- Aug. 15 – Wetlands Walk at Yankeetown Pond: Wetlands biologists will lead an educational tour of the bog at this site in the Ulster County town of Woodstock, focusing on the unique plants and animals that live in the wetland habitat.
- Sept. 19 – Family Fishing Day at Ashokan Reservoir: One of DEP’s most popular events. Experts will teach kids how to fish, and bait and a limited number of fishing poles will be provided. Bring y our own if you them. This event is also co-sponsored by the New York State DEC.
- Oct. 4 – Reservoir Cleanup Day: Take pride in cleaning our natural resources. Join dozens of volunteers from across the Catskills and Hudson Valley for our annual cleanup around New York City’s scenic reservoirs.
There are now more than 126,000 acres of city-owned land open for recreation in the watersheds, including roughly 90,000 acres of land, and reservoirs that comprise 36,000 acres. Of that, 63,769 acres of land are in public access areas that are open to recreation without a DEP permit.
DEP manages New York City’s water supply, providing more than one billion gallons of high quality water each day to more than 9 million New Yorkers.
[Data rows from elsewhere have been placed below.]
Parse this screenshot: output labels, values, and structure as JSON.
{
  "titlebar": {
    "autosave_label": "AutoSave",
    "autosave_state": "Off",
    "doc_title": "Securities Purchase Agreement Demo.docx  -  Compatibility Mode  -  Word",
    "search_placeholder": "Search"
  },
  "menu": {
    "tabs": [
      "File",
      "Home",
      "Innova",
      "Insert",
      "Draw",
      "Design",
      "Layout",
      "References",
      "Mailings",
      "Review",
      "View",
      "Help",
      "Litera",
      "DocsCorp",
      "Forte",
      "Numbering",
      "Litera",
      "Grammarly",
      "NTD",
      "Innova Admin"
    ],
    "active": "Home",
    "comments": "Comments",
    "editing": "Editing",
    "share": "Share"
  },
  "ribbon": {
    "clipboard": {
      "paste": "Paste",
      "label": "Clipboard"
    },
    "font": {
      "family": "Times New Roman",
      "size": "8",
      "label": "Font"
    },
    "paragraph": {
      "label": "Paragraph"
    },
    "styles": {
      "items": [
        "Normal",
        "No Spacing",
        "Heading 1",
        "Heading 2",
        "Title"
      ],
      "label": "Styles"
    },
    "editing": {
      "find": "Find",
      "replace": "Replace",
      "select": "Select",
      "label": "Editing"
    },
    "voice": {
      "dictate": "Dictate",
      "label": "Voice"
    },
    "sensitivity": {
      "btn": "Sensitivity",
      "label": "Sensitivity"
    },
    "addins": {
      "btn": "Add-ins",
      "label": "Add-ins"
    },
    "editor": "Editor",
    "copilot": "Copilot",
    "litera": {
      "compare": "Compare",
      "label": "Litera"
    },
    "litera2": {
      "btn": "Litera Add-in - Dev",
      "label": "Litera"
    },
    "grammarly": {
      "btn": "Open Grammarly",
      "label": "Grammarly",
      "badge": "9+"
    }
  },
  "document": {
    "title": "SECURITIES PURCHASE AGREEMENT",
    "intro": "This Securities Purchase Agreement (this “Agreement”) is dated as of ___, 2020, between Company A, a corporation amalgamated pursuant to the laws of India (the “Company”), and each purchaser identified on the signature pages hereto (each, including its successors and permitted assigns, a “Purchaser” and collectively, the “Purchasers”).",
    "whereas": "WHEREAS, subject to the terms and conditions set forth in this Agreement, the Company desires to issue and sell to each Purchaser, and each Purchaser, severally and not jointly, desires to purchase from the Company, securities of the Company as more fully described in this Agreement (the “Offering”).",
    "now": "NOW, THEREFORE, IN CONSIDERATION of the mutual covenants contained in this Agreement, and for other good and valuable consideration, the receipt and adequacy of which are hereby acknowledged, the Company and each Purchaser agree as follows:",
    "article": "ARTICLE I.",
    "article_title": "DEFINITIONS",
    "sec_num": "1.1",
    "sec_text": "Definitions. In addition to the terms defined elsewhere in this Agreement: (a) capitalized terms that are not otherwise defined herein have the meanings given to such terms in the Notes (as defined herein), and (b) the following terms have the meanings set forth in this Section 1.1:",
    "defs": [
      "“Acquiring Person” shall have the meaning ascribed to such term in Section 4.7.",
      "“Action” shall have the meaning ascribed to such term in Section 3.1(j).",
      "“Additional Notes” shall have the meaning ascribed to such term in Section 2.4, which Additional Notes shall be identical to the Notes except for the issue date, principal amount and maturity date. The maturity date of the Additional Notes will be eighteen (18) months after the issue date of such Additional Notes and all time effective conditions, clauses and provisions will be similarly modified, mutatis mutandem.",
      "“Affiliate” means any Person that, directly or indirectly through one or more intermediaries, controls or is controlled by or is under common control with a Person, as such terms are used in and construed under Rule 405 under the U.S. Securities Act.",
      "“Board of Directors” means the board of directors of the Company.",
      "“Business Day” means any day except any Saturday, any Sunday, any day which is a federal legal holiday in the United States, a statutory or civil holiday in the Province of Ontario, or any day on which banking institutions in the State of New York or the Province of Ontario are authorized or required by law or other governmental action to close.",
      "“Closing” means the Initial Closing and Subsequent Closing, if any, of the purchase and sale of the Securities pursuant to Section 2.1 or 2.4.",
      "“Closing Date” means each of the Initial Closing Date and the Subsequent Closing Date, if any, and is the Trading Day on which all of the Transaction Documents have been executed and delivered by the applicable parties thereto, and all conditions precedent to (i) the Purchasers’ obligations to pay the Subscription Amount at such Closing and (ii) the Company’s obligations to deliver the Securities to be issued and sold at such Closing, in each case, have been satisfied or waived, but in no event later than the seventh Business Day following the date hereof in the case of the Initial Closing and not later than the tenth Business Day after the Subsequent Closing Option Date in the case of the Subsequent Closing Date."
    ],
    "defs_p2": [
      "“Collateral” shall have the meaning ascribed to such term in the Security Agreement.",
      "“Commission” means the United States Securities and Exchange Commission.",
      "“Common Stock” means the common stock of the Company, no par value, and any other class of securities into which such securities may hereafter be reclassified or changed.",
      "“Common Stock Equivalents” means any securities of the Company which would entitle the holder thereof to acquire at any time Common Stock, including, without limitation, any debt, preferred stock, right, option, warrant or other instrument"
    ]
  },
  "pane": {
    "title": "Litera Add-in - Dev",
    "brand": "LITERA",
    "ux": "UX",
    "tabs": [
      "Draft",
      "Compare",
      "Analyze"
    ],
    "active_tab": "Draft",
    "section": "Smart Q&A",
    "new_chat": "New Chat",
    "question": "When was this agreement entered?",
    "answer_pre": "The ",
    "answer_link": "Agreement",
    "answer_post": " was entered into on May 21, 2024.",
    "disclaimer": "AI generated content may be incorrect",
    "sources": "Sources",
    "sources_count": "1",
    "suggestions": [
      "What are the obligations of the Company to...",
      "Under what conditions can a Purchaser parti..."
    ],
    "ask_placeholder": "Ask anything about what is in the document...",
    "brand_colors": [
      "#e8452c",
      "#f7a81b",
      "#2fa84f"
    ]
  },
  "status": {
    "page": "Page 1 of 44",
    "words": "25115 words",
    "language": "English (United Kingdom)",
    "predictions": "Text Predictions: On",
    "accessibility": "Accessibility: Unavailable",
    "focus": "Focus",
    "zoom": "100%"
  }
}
This includes more than 70 upstate communities and institutions in Ulster, Orange, Putnam and Westchester counties who consume an average of 110 million total gallons of drinking water daily from New York City’s water supply system. This water comes from the Catskill, Delaware, and Croton watersheds that extend more than 125 miles from the City, and the system comprises 19 reservoirs, three controlled lakes, and numerous tunnels and aqueducts. DEP has nearly 6,000 employees, including almost 1,000 scientists, engineers, surveyors, watershed maintainers and other professionals in the upstate watershed. In addition to its $70 million payroll and $157 million in annual taxes paid in upstate counties, DEP has invested more than $1.7 billion in watershed protection programs—including partnership organizations such as the Catskill Watershed Corporation and the Watershed Agricultural Council—that support sustainable farming practices, environmentally sensitive economic development, and local economic opportunity. In addition, DEP has a robust capital program with over $14 billion in investments planned over the next 10 years that will create up to 3,000 construction-related jobs per year. For more information, visit nyc.gov/dep, like us on Facebook, or follow us on Twitter.